We first showed our publishing software to Choire of the Awl in March of this year. There was a Twitter Bootstrap form that took a URL, made an Embedly call and then a Readability call, and a button to send a bundle of the day's "articles" to our iPad app as an "issue." We were pretty nervous about this meeting; if Choire didn't like our product for the Awl, then we weren't sure anyone would. Choire was polite, gave us some feedback, and had to run out to another meeting. The next day over email I asked him what he really thought. His response was brief but heartening: "ship it, we're in!" At this point I thought to myself, "We've made it, we got one!"
Since then we've focused on the parts that needed to feel effortless. Improving and reworking the app, getting feedback, and revising designs. I am not sure software ever looks effortless, but all too often developers overlook the fundamental problem to be solved in favor of the latest gewgaws. Our fundamental question remains: Can we help writers get paid while delivering readers an experience they love?
V as in Victor dropped a reader into magazine and asked them to figure it out. Using Starwatch, our analytics system, we were able to see how users responded to what happened next. The results were beyond our expectations — the average person read more than one article in each of the included issues in the app — but not a lot of people were subscribing, even those who returned for multiple readings. As Tim wrote earlier:
What bothers me the most about pretty much every other magazine or reader app on the market is that it dumps content into the app. No matter what you read, you're opening a shell that swaps in new content. I wanted the app to disappear and let the user enjoy the content.
From an individual writer like Bill Vourvoulias to a small (or large) publisher like the Awl, our goal is to come up with the best way to get the best content onto mobile devices. There's not going to be a one-size-fits-all solution, although we've already taken what we've learned and improved the apps we have in the store (updates coming soon!) As NFL fans learned earlier this year while watching replacement refs botch even the seemingly obvious calls on the field, it takes a lot of effort to make something look effortless.
Which brings me to the news of the day, the Daily. I've already fielded a handful of calls about the death of the iPad newspaper. Nieman Journalism Lab rounded up some tweets (including my own) today in their piece Some lessons from the demise of The Daily. Joshua Benton offers a counterpoint to the doom and gloom:
Here's the thing: The Daily had over 100,000 paying subscribers. That ain't nothing! With most subscribers paying $39.99 a year (others paid 99 cents a week), minus Apple's cut, that's around $3 million in annual revenue — and that's before you add in advertising revenue. At various points, it was the highest-grossing app in the App Store in 13 different countries.
Suffice to say that one-size-fits-all doesn't necessarily fit all sizes.
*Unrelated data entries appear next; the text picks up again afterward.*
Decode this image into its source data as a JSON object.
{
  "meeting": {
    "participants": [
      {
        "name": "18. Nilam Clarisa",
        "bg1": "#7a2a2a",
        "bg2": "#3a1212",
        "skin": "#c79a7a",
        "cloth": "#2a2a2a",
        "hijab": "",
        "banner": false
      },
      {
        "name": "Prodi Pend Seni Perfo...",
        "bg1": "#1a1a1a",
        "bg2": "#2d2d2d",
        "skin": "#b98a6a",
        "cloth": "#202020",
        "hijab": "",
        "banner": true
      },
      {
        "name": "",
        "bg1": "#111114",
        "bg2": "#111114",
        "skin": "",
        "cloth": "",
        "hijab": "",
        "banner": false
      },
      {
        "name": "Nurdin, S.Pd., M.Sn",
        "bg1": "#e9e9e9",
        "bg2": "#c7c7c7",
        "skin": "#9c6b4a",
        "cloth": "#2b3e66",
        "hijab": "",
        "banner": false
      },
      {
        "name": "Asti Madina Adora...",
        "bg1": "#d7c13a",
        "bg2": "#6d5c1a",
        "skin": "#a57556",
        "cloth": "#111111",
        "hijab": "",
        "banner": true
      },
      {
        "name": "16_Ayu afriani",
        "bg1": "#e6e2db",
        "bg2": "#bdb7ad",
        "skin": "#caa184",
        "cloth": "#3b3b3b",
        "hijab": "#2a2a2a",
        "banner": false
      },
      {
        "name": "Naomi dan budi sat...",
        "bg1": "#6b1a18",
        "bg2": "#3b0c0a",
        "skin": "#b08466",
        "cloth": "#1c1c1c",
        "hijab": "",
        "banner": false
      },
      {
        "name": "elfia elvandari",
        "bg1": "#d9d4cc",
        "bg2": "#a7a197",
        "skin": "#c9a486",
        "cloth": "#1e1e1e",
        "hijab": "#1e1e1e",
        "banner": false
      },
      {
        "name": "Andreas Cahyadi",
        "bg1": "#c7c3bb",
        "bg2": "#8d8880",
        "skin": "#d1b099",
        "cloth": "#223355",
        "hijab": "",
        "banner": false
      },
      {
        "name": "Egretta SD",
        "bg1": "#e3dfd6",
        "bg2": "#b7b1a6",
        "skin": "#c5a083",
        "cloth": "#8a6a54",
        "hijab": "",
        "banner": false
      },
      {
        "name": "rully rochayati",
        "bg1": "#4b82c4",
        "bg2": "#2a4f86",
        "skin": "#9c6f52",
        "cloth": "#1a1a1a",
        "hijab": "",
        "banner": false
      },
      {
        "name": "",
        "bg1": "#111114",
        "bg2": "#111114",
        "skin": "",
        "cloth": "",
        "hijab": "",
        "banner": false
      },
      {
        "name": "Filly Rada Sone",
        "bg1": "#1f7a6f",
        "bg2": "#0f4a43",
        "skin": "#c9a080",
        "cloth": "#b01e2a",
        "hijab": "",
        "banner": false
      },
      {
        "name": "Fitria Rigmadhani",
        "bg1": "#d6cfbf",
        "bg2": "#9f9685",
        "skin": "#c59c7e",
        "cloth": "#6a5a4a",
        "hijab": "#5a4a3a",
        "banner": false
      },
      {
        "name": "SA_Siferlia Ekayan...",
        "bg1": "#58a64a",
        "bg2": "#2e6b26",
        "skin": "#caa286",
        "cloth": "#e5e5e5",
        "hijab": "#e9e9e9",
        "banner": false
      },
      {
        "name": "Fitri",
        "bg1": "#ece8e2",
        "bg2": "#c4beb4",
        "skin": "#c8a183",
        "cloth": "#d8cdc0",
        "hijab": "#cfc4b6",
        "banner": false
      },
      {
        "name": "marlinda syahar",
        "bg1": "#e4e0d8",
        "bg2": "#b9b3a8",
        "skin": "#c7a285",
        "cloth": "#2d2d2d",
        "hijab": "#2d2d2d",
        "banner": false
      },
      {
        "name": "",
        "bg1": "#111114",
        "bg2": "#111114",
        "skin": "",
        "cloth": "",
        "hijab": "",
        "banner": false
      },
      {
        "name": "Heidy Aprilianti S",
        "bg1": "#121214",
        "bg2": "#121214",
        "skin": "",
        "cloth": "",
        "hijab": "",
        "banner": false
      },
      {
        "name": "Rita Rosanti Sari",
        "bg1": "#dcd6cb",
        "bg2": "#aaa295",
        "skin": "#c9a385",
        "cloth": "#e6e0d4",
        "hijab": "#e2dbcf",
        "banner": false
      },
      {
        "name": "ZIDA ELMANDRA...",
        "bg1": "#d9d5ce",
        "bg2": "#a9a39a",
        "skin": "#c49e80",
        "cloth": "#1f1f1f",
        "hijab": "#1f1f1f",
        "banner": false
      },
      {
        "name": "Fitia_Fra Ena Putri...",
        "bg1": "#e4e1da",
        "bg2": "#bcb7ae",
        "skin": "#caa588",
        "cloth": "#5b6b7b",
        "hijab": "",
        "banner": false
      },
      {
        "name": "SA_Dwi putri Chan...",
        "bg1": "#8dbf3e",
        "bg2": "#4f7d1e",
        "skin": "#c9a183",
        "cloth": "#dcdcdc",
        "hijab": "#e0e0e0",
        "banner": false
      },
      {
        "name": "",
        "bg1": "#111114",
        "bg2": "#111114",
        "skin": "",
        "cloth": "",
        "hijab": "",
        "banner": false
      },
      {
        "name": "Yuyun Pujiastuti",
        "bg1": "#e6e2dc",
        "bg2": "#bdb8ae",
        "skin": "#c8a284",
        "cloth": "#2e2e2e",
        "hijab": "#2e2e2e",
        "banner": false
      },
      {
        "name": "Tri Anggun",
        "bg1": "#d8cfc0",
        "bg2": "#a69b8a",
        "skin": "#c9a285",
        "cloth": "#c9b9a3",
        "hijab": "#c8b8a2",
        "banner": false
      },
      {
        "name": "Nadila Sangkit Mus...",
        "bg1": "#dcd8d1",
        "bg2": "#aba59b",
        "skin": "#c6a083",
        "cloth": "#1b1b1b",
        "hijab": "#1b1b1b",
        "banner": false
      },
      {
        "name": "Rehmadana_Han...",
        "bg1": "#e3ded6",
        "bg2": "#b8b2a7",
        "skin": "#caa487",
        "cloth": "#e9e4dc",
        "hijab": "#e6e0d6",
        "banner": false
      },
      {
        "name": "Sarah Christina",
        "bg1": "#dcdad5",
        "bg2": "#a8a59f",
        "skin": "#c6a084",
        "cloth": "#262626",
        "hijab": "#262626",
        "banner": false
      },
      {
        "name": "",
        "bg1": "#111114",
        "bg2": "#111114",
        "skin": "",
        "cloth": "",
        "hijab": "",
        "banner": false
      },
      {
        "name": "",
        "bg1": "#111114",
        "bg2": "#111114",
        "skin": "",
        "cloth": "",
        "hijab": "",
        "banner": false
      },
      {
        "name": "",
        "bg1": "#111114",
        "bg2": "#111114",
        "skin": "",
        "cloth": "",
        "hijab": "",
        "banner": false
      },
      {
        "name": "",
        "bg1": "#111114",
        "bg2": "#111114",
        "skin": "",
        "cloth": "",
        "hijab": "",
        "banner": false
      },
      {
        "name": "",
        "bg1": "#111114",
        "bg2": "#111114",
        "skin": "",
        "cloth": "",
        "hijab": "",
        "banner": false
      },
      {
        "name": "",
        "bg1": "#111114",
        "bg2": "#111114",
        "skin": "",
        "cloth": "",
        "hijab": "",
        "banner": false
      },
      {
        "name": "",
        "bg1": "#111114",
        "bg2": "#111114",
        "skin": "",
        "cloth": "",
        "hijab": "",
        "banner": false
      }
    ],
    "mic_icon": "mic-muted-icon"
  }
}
That revenue number, supposedly only 10% of the Daily's cost, is multiples higher than what 29th Street Publishing would need to be a sustainable, profitable business. In my opinion successful start-ups start small and grow smartly, and that's the model that we're going to follow. When Natalie and I started on this project last April, we spent time talking about the principle of compound interest. Our goal was to build a business that would support iterative product development. If we started simple and improved our work slowly but surely, we felt we would have a great chance of success. So far, I am happy with our path.